But getting “double-dog dared” was the thing to eventually pull him out of the doldrums.
Following his one semester taking online courses, he was able to get on campus and immediately began to appreciate the college experience.
Caring instructors helped push him along. And, in his second semester, he received an email from the TRiO scholarship program and forged a close bond with its director, Daniel Sandoval.
“That really turned my life around, not only in college but even in my personal life,” said Sanchez, who shifted his life’s plan and came to CCA at age 46. “It gave me encouragement that someone cared that much, because here’s a guy who’s never had an education beyond high school, came up digging ditches and running backhoes and all that. Who was I fooling with all these kids, 18, 19 or sometimes 16 years old?
“I joked at first with Daniel that these kids are like sharp knives and that I’d been put in the toolbox for a long time. I said I don’t know how to sharpen myself. He said, ‘We’ll work on that. You just do your part.’ ”
Sanchez did that and then some. He was awarded a Student Success Award for his classroom work and having overcoming obstacles. He currently owns a 3.9 grade point average in Criminal Justice as he prepares to walk on stage and grab his diploma in two months.
“He has a fierce work ethic. It’s pretty unreal,” Sandoval said. “He does not rest until projects are complete, until assignments are finished. I’ve gotten emails from him at 3 a.m. that he’s working on things. That’s the kind of student he is. He just doesn’t give up. He’s like a pit bull that lashes on to something and doesn’t let go and it’s helped that he’s got a great support system, led by his family.”
Sanchez’s recent life has been, as he described it, “orchestrated chaos.” His month-long schooling in a completely different field has been taxing both mentally and physically. He’s still healing, often wearing a lace-up boot that compresses his ankle.
He’s also completing his CCA degree at the same time while trying to continue keeping quality family time in the equation.
But, after what he’s experienced, he wouldn’t have it any other way.

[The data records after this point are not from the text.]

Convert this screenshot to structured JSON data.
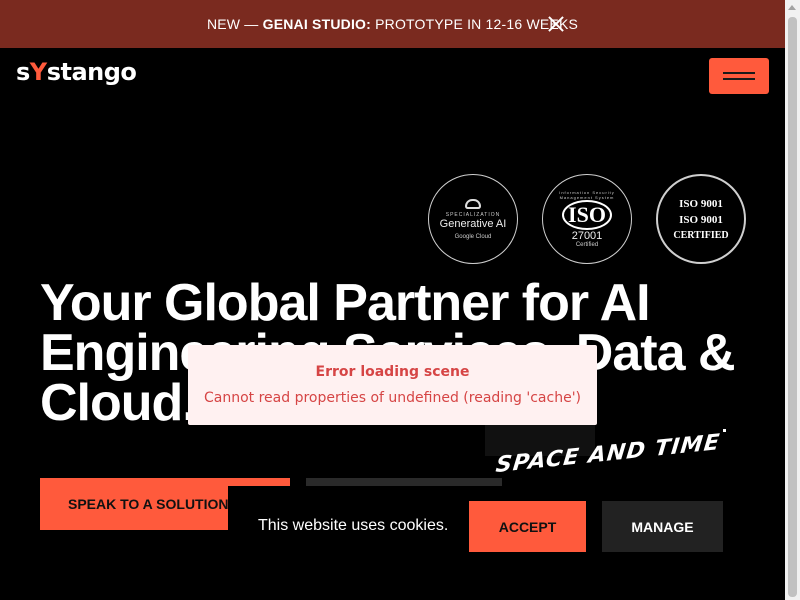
{
  "announcement": {
    "prefix": "NEW — ",
    "highlight": "GENAI STUDIO:",
    "text": " PROTOTYPE IN 12-16 WEEKS"
  },
  "logo": {
    "part1": "s",
    "part2": "Y",
    "part3": "stango"
  },
  "badges": [
    {
      "top": "SPECIALIZATION",
      "main": "Generative AI",
      "bottom": "Google Cloud"
    },
    {
      "top": "Information Security Management System",
      "main": "ISO",
      "sub": "27001",
      "bottom": "Certified"
    },
    {
      "top": "ISO 9001",
      "main": "ISO 9001",
      "bottom": "CERTIFIED"
    }
  ],
  "hero": {
    "title": "Your Global Partner for AI Engineering Services, Data & Cloud."
  },
  "buttons": {
    "primary": "SPEAK TO A SOLUTIONS",
    "space_time": "SPACE AND TIME"
  },
  "error": {
    "title": "Error loading scene",
    "message": "Cannot read properties of undefined (reading 'cache')"
  },
  "cookie": {
    "message": "This website uses cookies.",
    "accept": "ACCEPT",
    "manage": "MANAGE"
  },
  "colors": {
    "accent": "#ff5a3c",
    "announcement_bg": "#7a2a1f",
    "error_text": "#d64545"
  }
}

“I wish I could name every single professor and put them on a plaque,” he said of the college’s impact the last two years. “I’ve had incredible instructors through CCA, and I’ve grown emotionally and spiritually by the way they led their classes.”
The train is back on the track, though instead of oblivion, it’s headed for a new life, which, by any measure, is a pretty daring move.
CAPTIONS: Derek Sanchez is happy now that his life is back on track, but his accident and rehabilitation (below) are chapters that will stick with him forever.